Jon Udell writes about trying to define “the learnable component of effective search.”
Last night an old friend who runs a small software company confessed a secret. When he and his staff answer technical questions for clients, they are often “only” searching Google. At one point, he even asked a client: “Do you really want us to search Google for you at $100/hour?” Yes, in fact they did. My friend thought that was crazy. I suggested that it’s not as crazy as it sounds. Effective search depends on reservoirs of tacit knowledge and unconscious skill. Some people possess much deeper reservoirs, and/or can tap into them more effectively, than others. That makes them valuable.
As a person who gets asked to search Google each day for other people, I can sympathize. Udell makes a good point about search strategy potentially being a teachable skill, but in my personal experience knowledge of the subject matter and how people write about it are the primary difference between me searching and another person searching on the same subject.
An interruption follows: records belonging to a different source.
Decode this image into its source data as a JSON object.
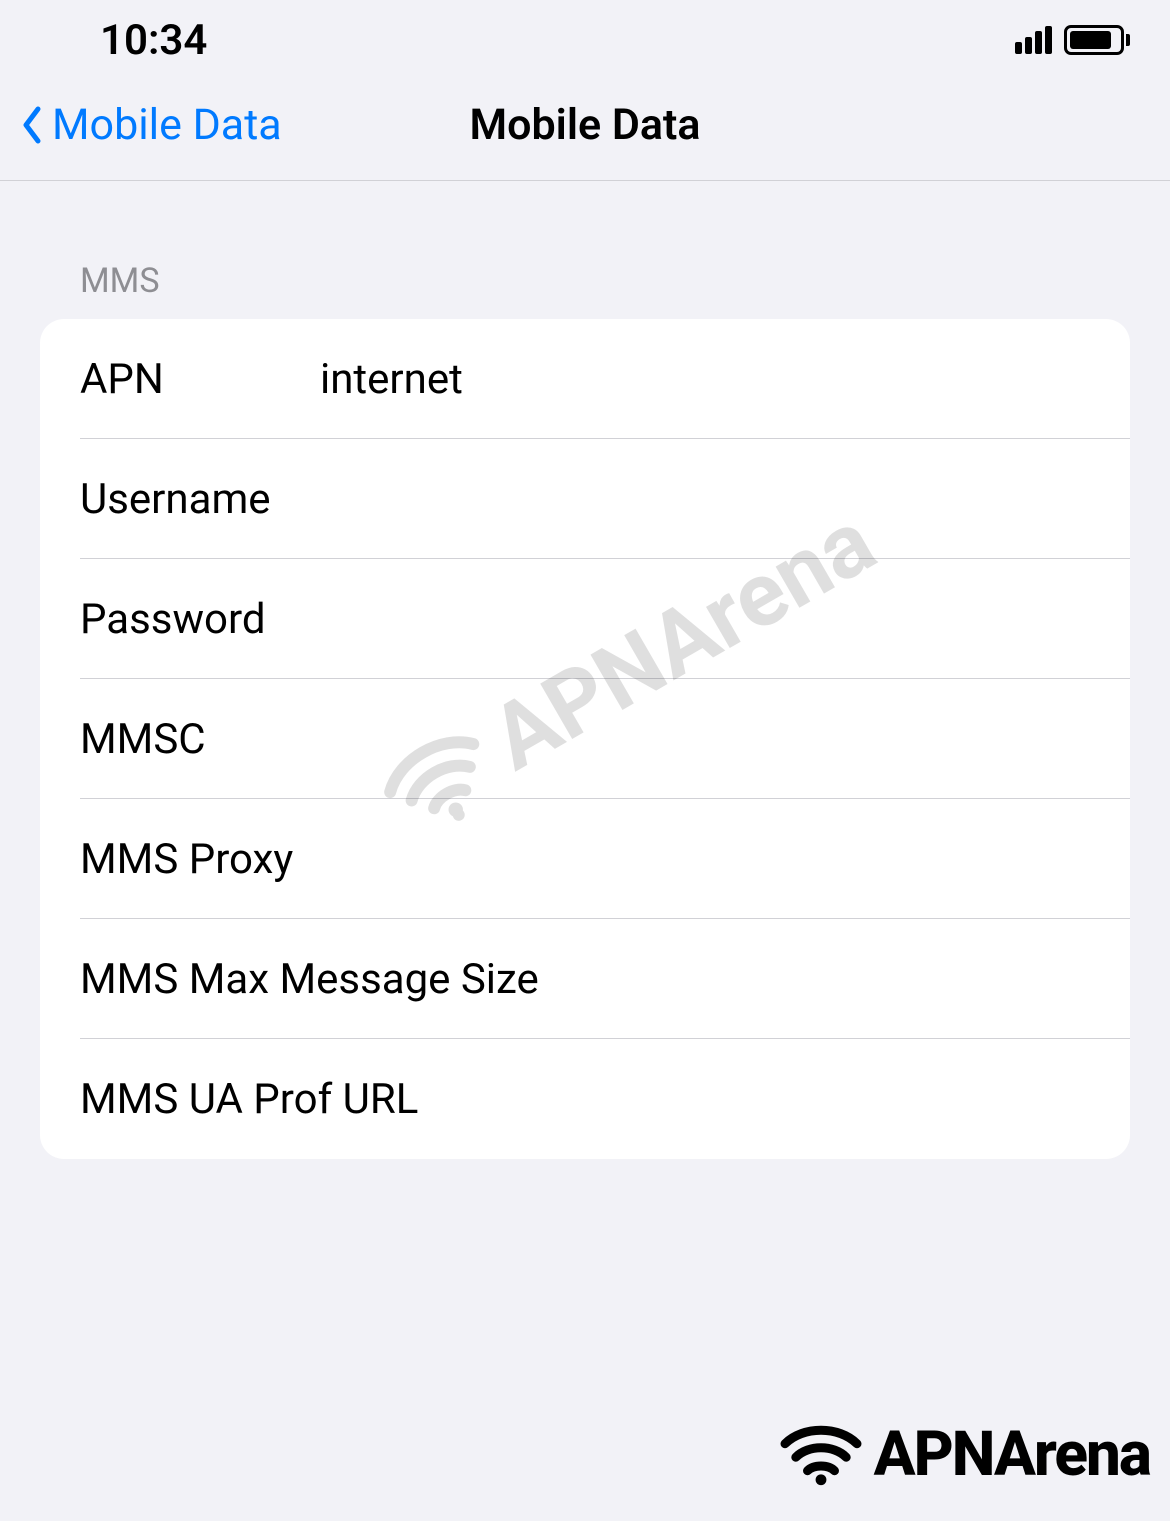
{
  "statusBar": {
    "time": "10:34"
  },
  "navBar": {
    "backLabel": "Mobile Data",
    "title": "Mobile Data"
  },
  "section": {
    "header": "MMS",
    "rows": [
      {
        "label": "APN",
        "value": "internet"
      },
      {
        "label": "Username",
        "value": ""
      },
      {
        "label": "Password",
        "value": ""
      },
      {
        "label": "MMSC",
        "value": ""
      },
      {
        "label": "MMS Proxy",
        "value": ""
      },
      {
        "label": "MMS Max Message Size",
        "value": ""
      },
      {
        "label": "MMS UA Prof URL",
        "value": ""
      }
    ]
  },
  "watermark": {
    "text": "APNArena"
  }
}
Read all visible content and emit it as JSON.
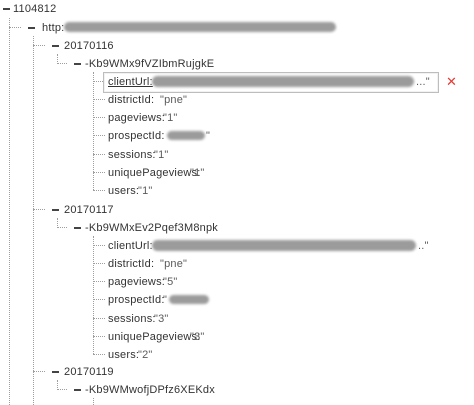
{
  "root": {
    "label": "1104812"
  },
  "url_node": {
    "label": "http:"
  },
  "groups": [
    {
      "date": "20170116",
      "push_id": "-Kb9WMx9fVZIbmRujgkE",
      "fields": [
        {
          "key": "clientUrl:",
          "value": "...\"",
          "editing": true
        },
        {
          "key": "districtId:",
          "value": "\"pne\""
        },
        {
          "key": "pageviews:",
          "value": "\"1\""
        },
        {
          "key": "prospectId:",
          "value": "\""
        },
        {
          "key": "sessions:",
          "value": "\"1\""
        },
        {
          "key": "uniquePageviews:",
          "value": "\"1\""
        },
        {
          "key": "users:",
          "value": "\"1\""
        }
      ]
    },
    {
      "date": "20170117",
      "push_id": "-Kb9WMxEv2Pqef3M8npk",
      "fields": [
        {
          "key": "clientUrl:",
          "value": "..\""
        },
        {
          "key": "districtId:",
          "value": "\"pne\""
        },
        {
          "key": "pageviews:",
          "value": "\"5\""
        },
        {
          "key": "prospectId:",
          "value": "\""
        },
        {
          "key": "sessions:",
          "value": "\"3\""
        },
        {
          "key": "uniquePageviews:",
          "value": "\"3\""
        },
        {
          "key": "users:",
          "value": "\"2\""
        }
      ]
    },
    {
      "date": "20170119",
      "push_id": "-Kb9WMwofjDPfz6XEKdx",
      "fields": []
    }
  ],
  "delete_icon": "close-icon",
  "accent": {
    "delete": "#e53935",
    "tree_lines": "#9e9e9e"
  }
}
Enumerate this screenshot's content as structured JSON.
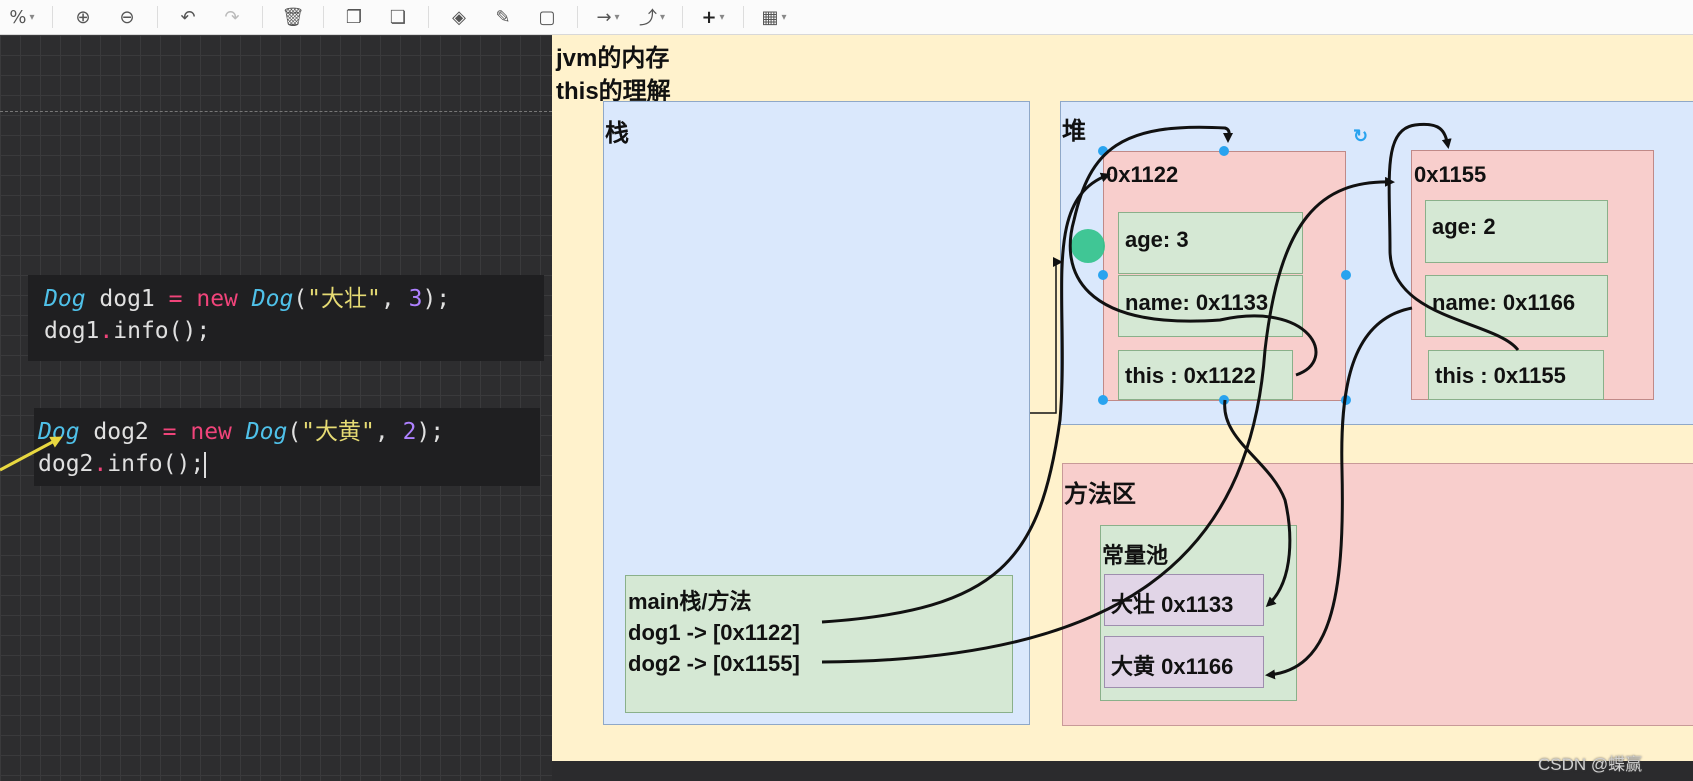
{
  "toolbar": {
    "zoom_label": "%",
    "icons": [
      "zoom-in-icon",
      "zoom-out-icon",
      "undo-icon",
      "redo-icon",
      "delete-icon",
      "to-front-icon",
      "to-back-icon",
      "fill-color-icon",
      "line-color-icon",
      "shadow-icon",
      "connection-icon",
      "waypoints-icon",
      "insert-icon",
      "table-icon"
    ]
  },
  "code": {
    "block1": {
      "line1": {
        "type": "Dog",
        "var": " dog1 ",
        "eq": "=",
        "sp": " ",
        "new": "new",
        "sp2": " ",
        "type2": "Dog",
        "open": "(",
        "str": "\"大壮\"",
        "comma": ", ",
        "num": "3",
        "close": ");"
      },
      "line2": {
        "obj": "dog1",
        "dot": ".",
        "call": "info();"
      }
    },
    "block2": {
      "line1": {
        "type": "Dog",
        "var": " dog2 ",
        "eq": "=",
        "sp": " ",
        "new": "new",
        "sp2": " ",
        "type2": "Dog",
        "open": "(",
        "str": "\"大黄\"",
        "comma": ", ",
        "num": "2",
        "close": ");"
      },
      "line2": {
        "obj": "dog2",
        "dot": ".",
        "call": "info();"
      }
    }
  },
  "diagram": {
    "title_line1": "jvm的内存",
    "title_line2": "this的理解",
    "stack": {
      "label": "栈",
      "main": {
        "title": "main栈/方法",
        "line1": "dog1 -> [0x1122]",
        "line2": "dog2 -> [0x1155]"
      }
    },
    "heap": {
      "label": "堆",
      "obj1": {
        "addr": "0x1122",
        "age": "age: 3",
        "name": "name: 0x1133",
        "this": "this : 0x1122"
      },
      "obj2": {
        "addr": "0x1155",
        "age": "age: 2",
        "name": "name: 0x1166",
        "this": "this : 0x1155"
      }
    },
    "method_area": {
      "label": "方法区",
      "pool_label": "常量池",
      "item1": "大壮 0x1133",
      "item2": "大黄 0x1166"
    }
  },
  "watermark": "CSDN @蝶赢",
  "colors": {
    "stack": "#dae8fc",
    "heap_obj": "#f8cecc",
    "field": "#d5e8d4",
    "pool_item": "#e1d5e7",
    "outer": "#fff2cc",
    "selection": "#29a3ef"
  }
}
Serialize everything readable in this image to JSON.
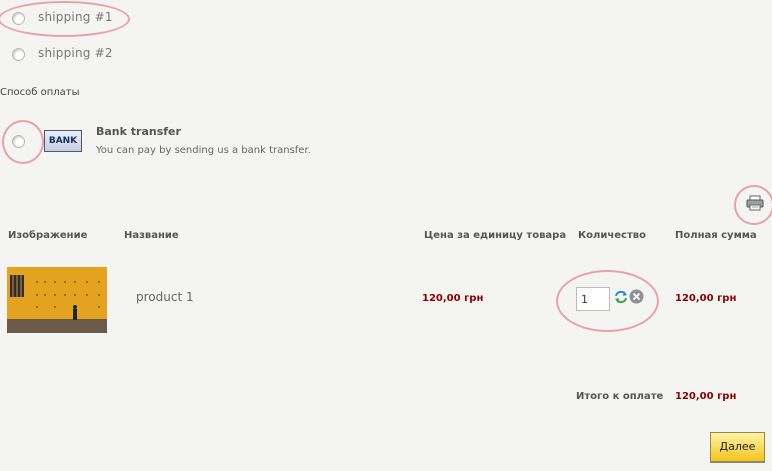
{
  "shipping": {
    "options": [
      {
        "label": "shipping #1"
      },
      {
        "label": "shipping #2"
      }
    ]
  },
  "payment": {
    "section_label": "Способ оплаты",
    "method": {
      "logo_text": "BANK",
      "title": "Bank transfer",
      "description": "You can pay by sending us a bank transfer."
    }
  },
  "cart": {
    "print_icon": "printer-icon",
    "headers": {
      "image": "Изображение",
      "name": "Название",
      "unit_price": "Цена за единицу товара",
      "quantity": "Количество",
      "total": "Полная сумма"
    },
    "rows": [
      {
        "name": "product 1",
        "unit_price": "120,00 грн",
        "quantity": "1",
        "total": "120,00 грн"
      }
    ],
    "grand_total_label": "Итого к оплате",
    "grand_total": "120,00 грн"
  },
  "next_button": "Далее",
  "colors": {
    "price": "#8b0000",
    "highlight_ring": "#e8a2a7",
    "button": "#f3c41a"
  }
}
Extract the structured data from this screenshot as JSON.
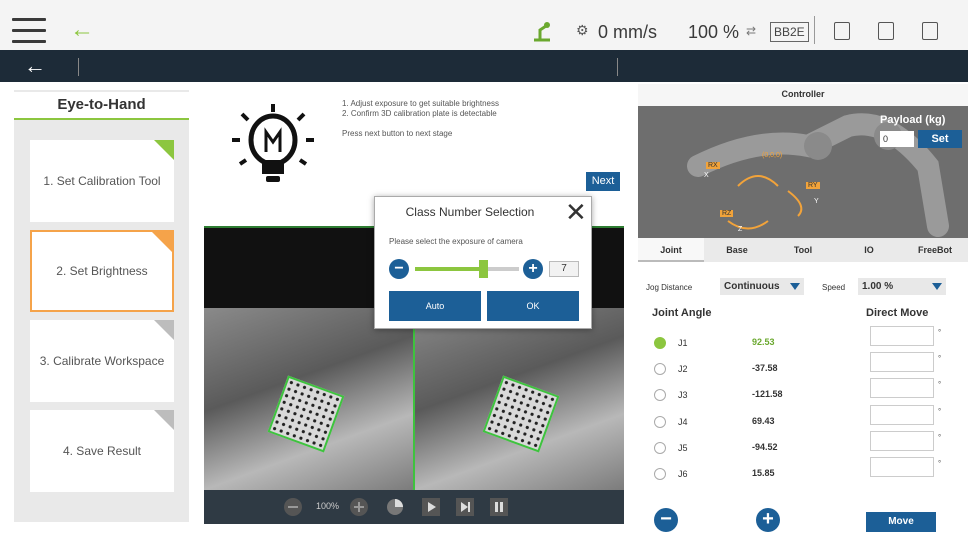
{
  "topbar": {
    "speed": "0 mm/s",
    "percent": "100 %",
    "badge": "BB2E"
  },
  "steps": {
    "title": "Eye-to-Hand",
    "items": [
      {
        "label": "1. Set Calibration Tool"
      },
      {
        "label": "2. Set Brightness"
      },
      {
        "label": "3. Calibrate Workspace"
      },
      {
        "label": "4.  Save Result"
      }
    ]
  },
  "instructions": {
    "line1": "1. Adjust exposure to get suitable brightness",
    "line2": "2. Confirm 3D calibration plate is detectable",
    "line3": "Press next button to next stage",
    "next_label": "Next"
  },
  "camera_bar": {
    "zoom": "100%"
  },
  "dialog": {
    "title": "Class Number Selection",
    "subtitle": "Please select the exposure of camera",
    "value": "7",
    "slider_level": 0.65,
    "auto_label": "Auto",
    "ok_label": "OK"
  },
  "controller": {
    "title": "Controller",
    "payload_label": "Payload (kg)",
    "payload_value": "0",
    "set_label": "Set",
    "axes": {
      "rx": "RX",
      "ry": "RY",
      "rz": "RZ",
      "x": "X",
      "y": "Y",
      "z": "Z",
      "origin": "(0,0,0)"
    },
    "tabs": [
      "Joint",
      "Base",
      "Tool",
      "IO",
      "FreeBot"
    ],
    "jog_distance_label": "Jog Distance",
    "jog_distance_value": "Continuous",
    "speed_label": "Speed",
    "speed_value": "1.00 %",
    "joint_angle_label": "Joint Angle",
    "direct_move_label": "Direct Move",
    "joints": [
      {
        "name": "J1",
        "value": "92.53",
        "selected": true
      },
      {
        "name": "J2",
        "value": "-37.58",
        "selected": false
      },
      {
        "name": "J3",
        "value": "-121.58",
        "selected": false
      },
      {
        "name": "J4",
        "value": "69.43",
        "selected": false
      },
      {
        "name": "J5",
        "value": "-94.52",
        "selected": false
      },
      {
        "name": "J6",
        "value": "15.85",
        "selected": false
      }
    ],
    "degree_symbol": "°",
    "move_label": "Move"
  },
  "colors": {
    "accent_green": "#8cc63f",
    "primary_blue": "#1c5f97",
    "nav_dark": "#1d2b38",
    "step_active_orange": "#f5a34a"
  }
}
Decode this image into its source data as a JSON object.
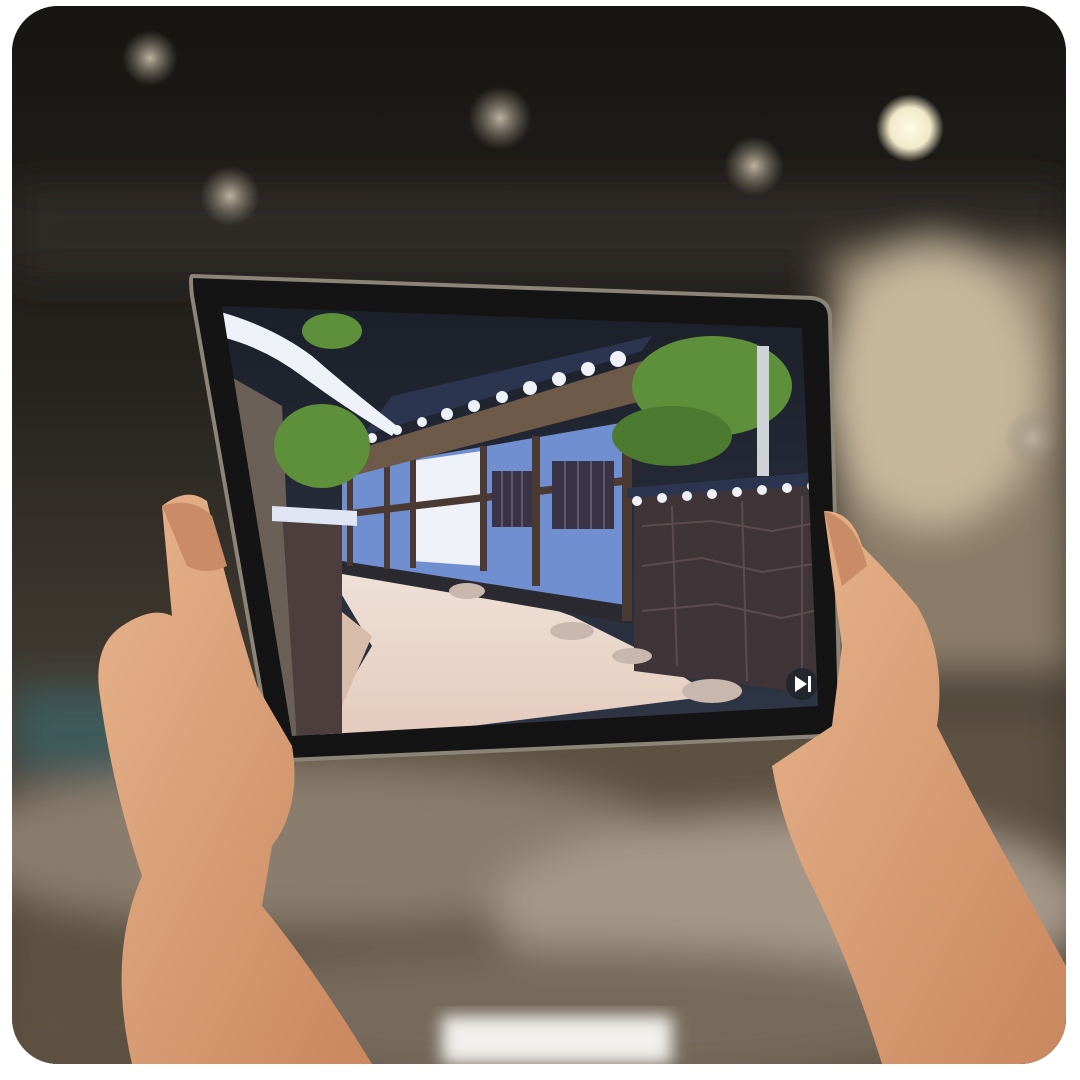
{
  "photo": {
    "subject": "hands-holding-tablet-showing-ar-hanok-alley",
    "colors": {
      "ceiling": "#1c1a17",
      "floor": "#4a4034",
      "wall_blue": "#6f8fd0",
      "wall_white": "#eef1f8",
      "roof_dark": "#2b3550",
      "stone": "#3f3538",
      "path": "#e9d9cf",
      "foliage": "#5e8f3a",
      "skin": "#d79f78",
      "bezel": "#141414"
    }
  },
  "screen_overlay": {
    "icon": "play-skip-icon"
  }
}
Technical information about program errors, for instance, tends to be organized in certain ways. If you want to find the solution, the best place to start is the error message/code itself, not a description of the problem. I suspect a lot of the similarity in structure of technical information about software stems from the content producers’ experience with company knowledge bases. However, even without that, the commonality of the experience of seeing the error message/code would result in a lot of people using that same wording when writing about the problem: “If you see this, do this.”
I seldom get asked to search for anything having to do with marketing, or photos for illustration, or financial information, and if I were asked to, I suspect I wouldn’t be as good at finding the materials as others I work with. They not only have more experience searching for the information, but they also know how that information is organized and the terminology used to describe it.
I also wonder about the difference between searching for one thing you know should exist, and searching for information that could be found in many places. Udell’s first example is about searching for a specific bit of information that he knows should exist, but doesn’t know how it is filed. His second example appears to be searching for information that might exist out there in many different forms and formats. Perhaps it should be the same thing, but I think I usually use different strategies. Perhaps I should start writing them down myself.
Link courtesy of Library Stuff.